I was going to post on another topic today. Everyone is writing and talking about Steve Jobs, as they should be, but there was no call for me to add more of the same. I’ve read a lot of what has been written, though, and it occurred to me what part of the impact of the loss is. Much of it is testament to the impact of Jobs’s creations, but that isn’t what I mean. People feel deeply the loss of the person, and I’m thinking about why.
When great people die in old age, the public acknowledgments are significantly historical. The individuals have generally long faded from the scene and are no longer vitally a part of the current culture. Even if their contributions continue profoundly to influence the world, it is often in anonymity. Younger generations, unborn when the great were making their dramatic mark, move through the world as if the printing press, the electric light, the automobile are geographic features of their universe. Someone brought forth this light? There was a life and times that shone it?
The death of the old is a final curtain long after the player has left the stage and others have purchased our attention.
But it isn’t even, I think, Jobs’s dying young. If he had died in an accident, the reaction would be similar, but there would be great attention to the “tragedy” of the accident, a life and its creativity arbitrarily cut short by the usual meaningless confluence of events. The arbitrariness of it, the “at any moment” considerations, would loom large in our thoughts. That isn’t the case with Jobs.
Of course, dying young from a disease, from cancer, produces a similar sense of a life “cut short.” Yet there is a way in which the nature of the event, the death, is markedly different.
Steve Jobs died a natural death.
We react some – a lot – as if the death were not natural, because it occurred so young, and to die young seems, certainly, unnatural. But – if we are fortunate enough, as most of us are, not to die by accident or war, or criminally – disease of one kind or another, a failure of the biological instrument, is how we go, just as did Jobs.
Still, what strikes us in the death of Jobs, what wounds, is that his natural death, which we have come to think of as a late, final ping to the life once lived in full bluster, occurred in the midst, instead, of his fertility: life, in its stirring fruitfulness, and death – in, not outside of, nature – not in opposition to each other, but in tandem.
This is one of the striking features, too, of the 2005 Stanford commencement address Jobs gave and that is getting so much attention.
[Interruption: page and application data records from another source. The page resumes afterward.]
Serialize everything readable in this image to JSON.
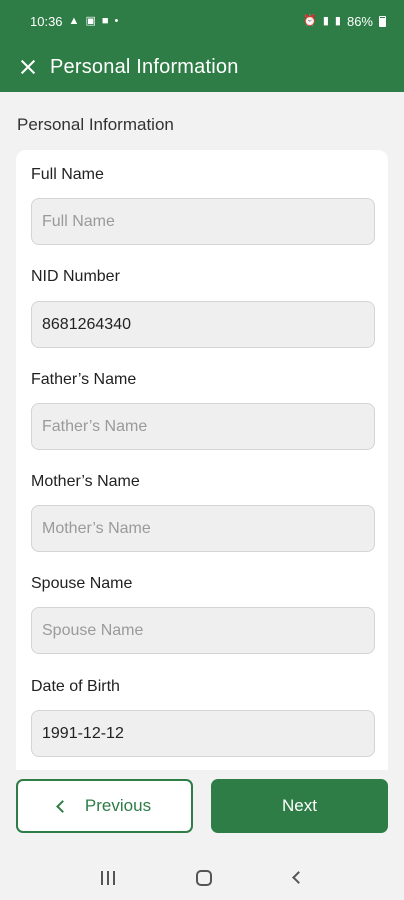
{
  "status_bar": {
    "time": "10:36",
    "battery": "86%"
  },
  "app_bar": {
    "title": "Personal Information"
  },
  "section": {
    "title": "Personal Information"
  },
  "fields": [
    {
      "label": "Full Name",
      "value": "",
      "placeholder": "Full Name"
    },
    {
      "label": "NID Number",
      "value": "8681264340",
      "placeholder": ""
    },
    {
      "label": "Father’s Name",
      "value": "",
      "placeholder": "Father’s Name"
    },
    {
      "label": "Mother’s Name",
      "value": "",
      "placeholder": "Mother’s Name"
    },
    {
      "label": "Spouse Name",
      "value": "",
      "placeholder": "Spouse Name"
    },
    {
      "label": "Date of Birth",
      "value": "1991-12-12",
      "placeholder": ""
    }
  ],
  "buttons": {
    "previous": "Previous",
    "next": "Next"
  },
  "colors": {
    "primary": "#2e7d46",
    "background": "#f2f2f2",
    "input_bg": "#efefef"
  }
}
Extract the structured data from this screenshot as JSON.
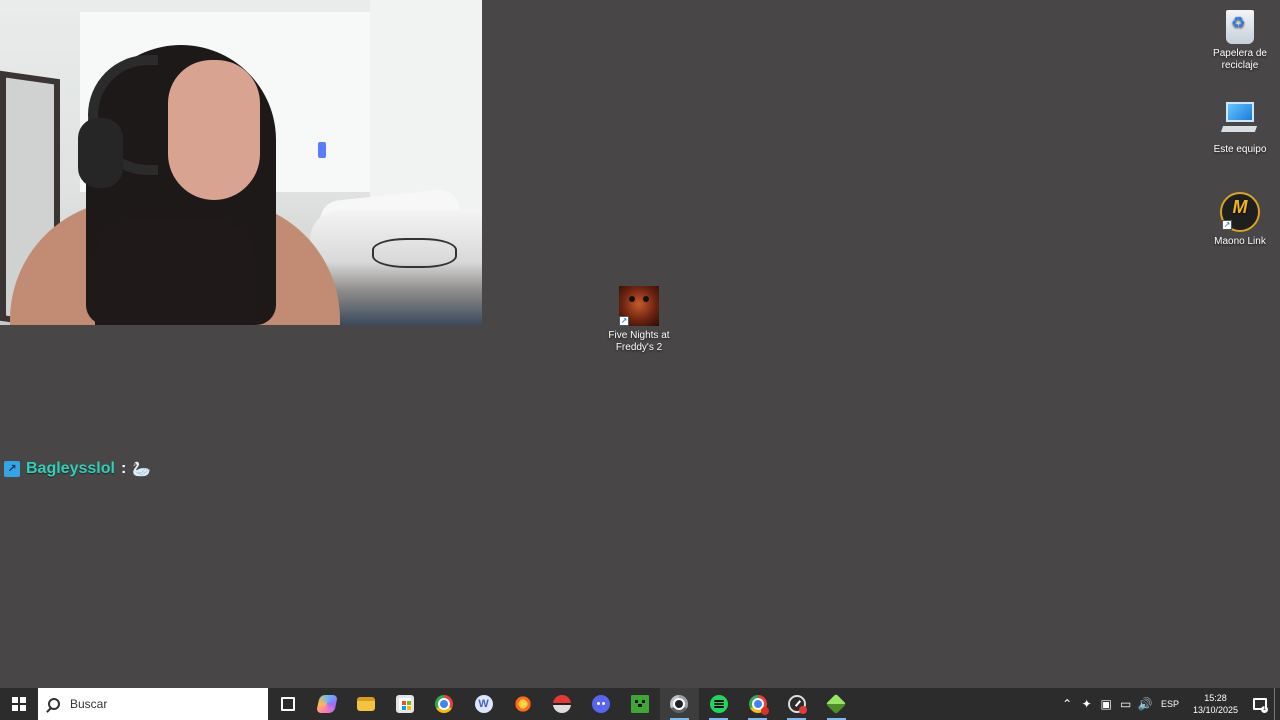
{
  "desktop": {
    "background_color": "#484646",
    "icons": [
      {
        "label": "Papelera de reciclaje",
        "icon": "recycle-bin-icon"
      },
      {
        "label": "Este equipo",
        "icon": "computer-icon"
      },
      {
        "label": "Maono Link",
        "icon": "maono-link-icon",
        "badge": "M"
      },
      {
        "label": "Five Nights at Freddy's 2",
        "icon": "fnaf2-icon"
      }
    ]
  },
  "webcam": {
    "content": "webcam-feed"
  },
  "chat": {
    "username": "Bagleysslol",
    "separator": ":",
    "message": "🦢",
    "username_color": "#2fd0b8"
  },
  "taskbar": {
    "search_placeholder": "Buscar",
    "apps": [
      {
        "name": "task-view",
        "icon": "task-view-icon"
      },
      {
        "name": "copilot",
        "icon": "copilot-icon"
      },
      {
        "name": "file-explorer",
        "icon": "folder-icon"
      },
      {
        "name": "microsoft-store",
        "icon": "store-icon"
      },
      {
        "name": "chrome",
        "icon": "chrome-icon"
      },
      {
        "name": "w-app",
        "icon": "w-app-icon",
        "letter": "W"
      },
      {
        "name": "burst-app",
        "icon": "burst-icon"
      },
      {
        "name": "pokeball-app",
        "icon": "pokeball-icon"
      },
      {
        "name": "discord",
        "icon": "discord-icon"
      },
      {
        "name": "minecraft",
        "icon": "minecraft-icon"
      },
      {
        "name": "chrome-profile",
        "icon": "chrome-profile-icon"
      },
      {
        "name": "spotify",
        "icon": "spotify-icon"
      },
      {
        "name": "chrome-red",
        "icon": "chrome-red-icon"
      },
      {
        "name": "speedometer-app",
        "icon": "speedometer-icon"
      },
      {
        "name": "cube-app",
        "icon": "cube-icon"
      }
    ],
    "tray": {
      "language": "ESP",
      "time": "15:28",
      "date": "13/10/2025",
      "notification_count": "1"
    }
  }
}
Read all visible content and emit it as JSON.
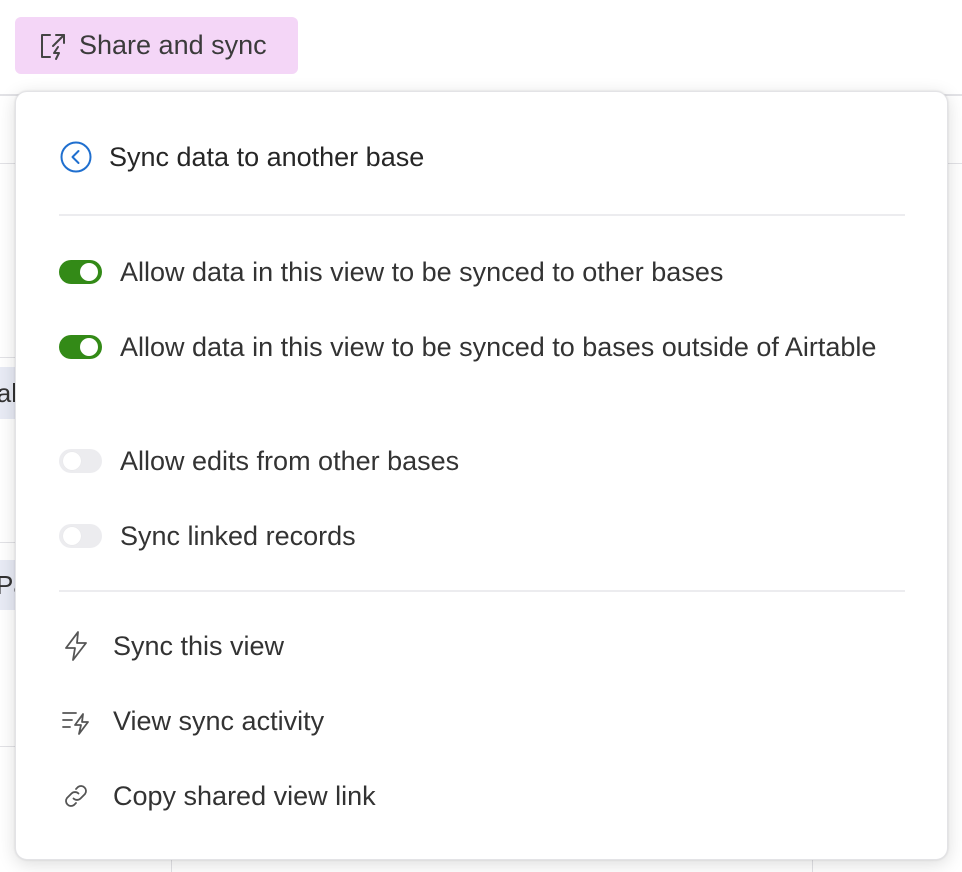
{
  "toolbar": {
    "share_button_label": "Share and sync"
  },
  "background": {
    "cell_1": "al",
    "cell_2": "Pa"
  },
  "popover": {
    "title": "Sync data to another base",
    "toggles": [
      {
        "label": "Allow data in this view to be synced to other bases",
        "enabled": true
      },
      {
        "label": "Allow data in this view to be synced to bases outside of Airtable",
        "enabled": true
      },
      {
        "label": "Allow edits from other bases",
        "enabled": false
      },
      {
        "label": "Sync linked records",
        "enabled": false
      }
    ],
    "actions": [
      {
        "label": "Sync this view",
        "icon": "lightning-icon"
      },
      {
        "label": "View sync activity",
        "icon": "list-lightning-icon"
      },
      {
        "label": "Copy shared view link",
        "icon": "link-icon"
      }
    ]
  },
  "colors": {
    "share_button_bg": "#f4d6f7",
    "toggle_on": "#338a17",
    "toggle_off": "#ececef",
    "back_icon": "#1f6fcf"
  }
}
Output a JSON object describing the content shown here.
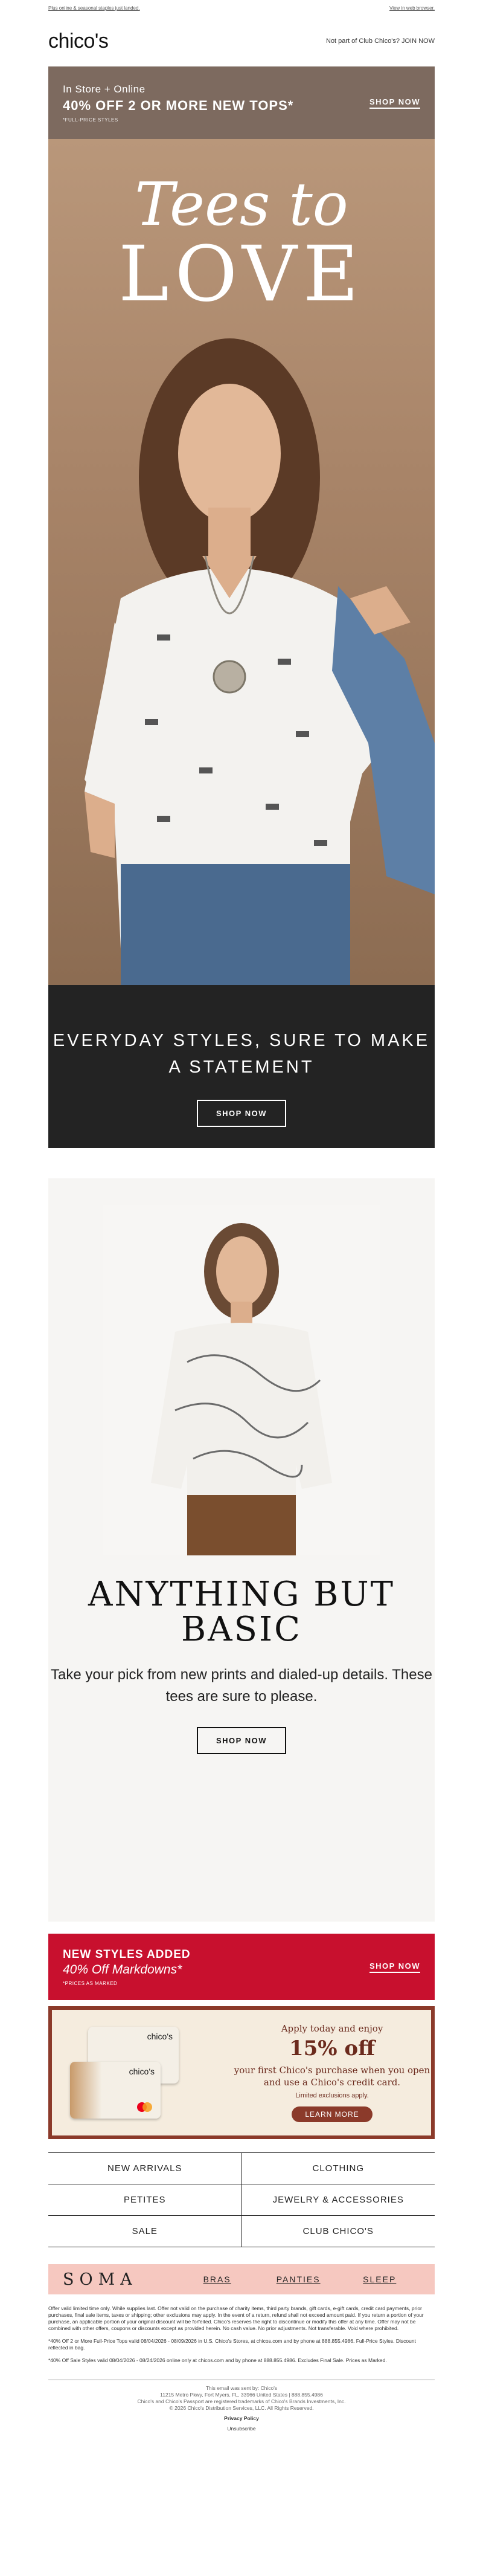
{
  "preheader": {
    "left": "Plus online & seasonal staples just landed.",
    "right": "View in web browser."
  },
  "header": {
    "logo": "chico's",
    "club_text": "Not part of Club Chico's? JOIN NOW"
  },
  "promo": {
    "line1": "In Store + Online",
    "line2": "40% OFF 2 OR MORE NEW TOPS*",
    "line3": "*FULL-PRICE STYLES",
    "cta": "SHOP NOW",
    "bg": "#7d6a5f"
  },
  "hero": {
    "title1": "Tees to",
    "title2": "LOVE",
    "band_text": "EVERYDAY STYLES, SURE TO MAKE A STATEMENT",
    "cta": "SHOP NOW"
  },
  "section2": {
    "headline": "ANYTHING BUT BASIC",
    "body": "Take your pick from new prints and dialed-up details. These tees are sure to please.",
    "cta": "SHOP NOW"
  },
  "redbar": {
    "line1": "NEW STYLES ADDED",
    "line2": "40% Off Markdowns*",
    "line3": "*PRICES AS MARKED",
    "cta": "SHOP NOW",
    "bg": "#c8102e"
  },
  "credit": {
    "line1": "Apply today and enjoy",
    "line2": "15% off",
    "line3": "your first Chico's purchase when you open and use a Chico's credit card.",
    "line4": "Limited exclusions apply.",
    "cta": "LEARN MORE",
    "card_name": "chico's"
  },
  "nav": [
    [
      "NEW ARRIVALS",
      "CLOTHING"
    ],
    [
      "PETITES",
      "JEWELRY & ACCESSORIES"
    ],
    [
      "SALE",
      "CLUB CHICO'S"
    ]
  ],
  "soma": {
    "brand": "SOMA",
    "links": [
      "BRAS",
      "PANTIES",
      "SLEEP"
    ]
  },
  "legal": {
    "p1": "Offer valid limited time only. While supplies last. Offer not valid on the purchase of charity items, third party brands, gift cards, e-gift cards, credit card payments, prior purchases, final sale items, taxes or shipping; other exclusions may apply. In the event of a return, refund shall not exceed amount paid. If you return a portion of your purchase, an applicable portion of your original discount will be forfeited. Chico's reserves the right to discontinue or modify this offer at any time. Offer may not be combined with other offers, coupons or discounts except as provided herein. No cash value. No prior adjustments. Not transferable. Void where prohibited.",
    "p2": "*40% Off 2 or More Full-Price Tops valid 08/04/2026 - 08/09/2026 in U.S. Chico's Stores, at chicos.com and by phone at 888.855.4986. Full-Price Styles. Discount reflected in bag.",
    "p3": "*40% Off Sale Styles valid 08/04/2026 - 08/24/2026 online only at chicos.com and by phone at 888.855.4986. Excludes Final Sale. Prices as Marked."
  },
  "footer": {
    "l1": "This email was sent by: Chico's",
    "l2": "11215 Metro Pkwy, Fort Myers, FL, 33966 United States | 888.855.4986",
    "l3": "Chico's and Chico's Passport are registered trademarks of Chico's Brands Investments, Inc.",
    "l4": "© 2026 Chico's Distribution Services, LLC. All Rights Reserved.",
    "privacy": "Privacy Policy",
    "unsubscribe": "Unsubscribe"
  }
}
The last of the three stories Jobs tells in it is about the death he had already faced from cancer and which he thought, then, he had overcome. Yet though the consequence was that he no longer believed he would soon die, death had entered his life through a door that would never open again for exit. Death was now part of his understanding and consciousness of life, not merely the end of life, and Jobs shared that understanding with the graduating students. It was an unusual choice of emphasis in speaking to young adults being ceremoniously launched into the world, and who are likely to imagine death, when they think of it at all, as that distant fade from a life exhausted. Jobs asked them then to think of death sooner, differently, as something vitally connected to, not separate from life.
His death asks the same of us now.
- Steve Jobs: How To Live After You Die (viralblog.com)
- Remembering Steve Jobs (greatfinds.icrossing.com)
- What I learnt from Steve Jobs (myunorderedthoughts.wordpress.com)
- In Memoriam: Steve Jobs (ritholtz.com)
- How Steve Jobs Disproved Communications “Rules” (customscoop.com)
- Steve Jobs’ advice, “Stay hungry. Stay foolish” (itsonelife.com)
- The Privilege of Being Here (sadredearth.com)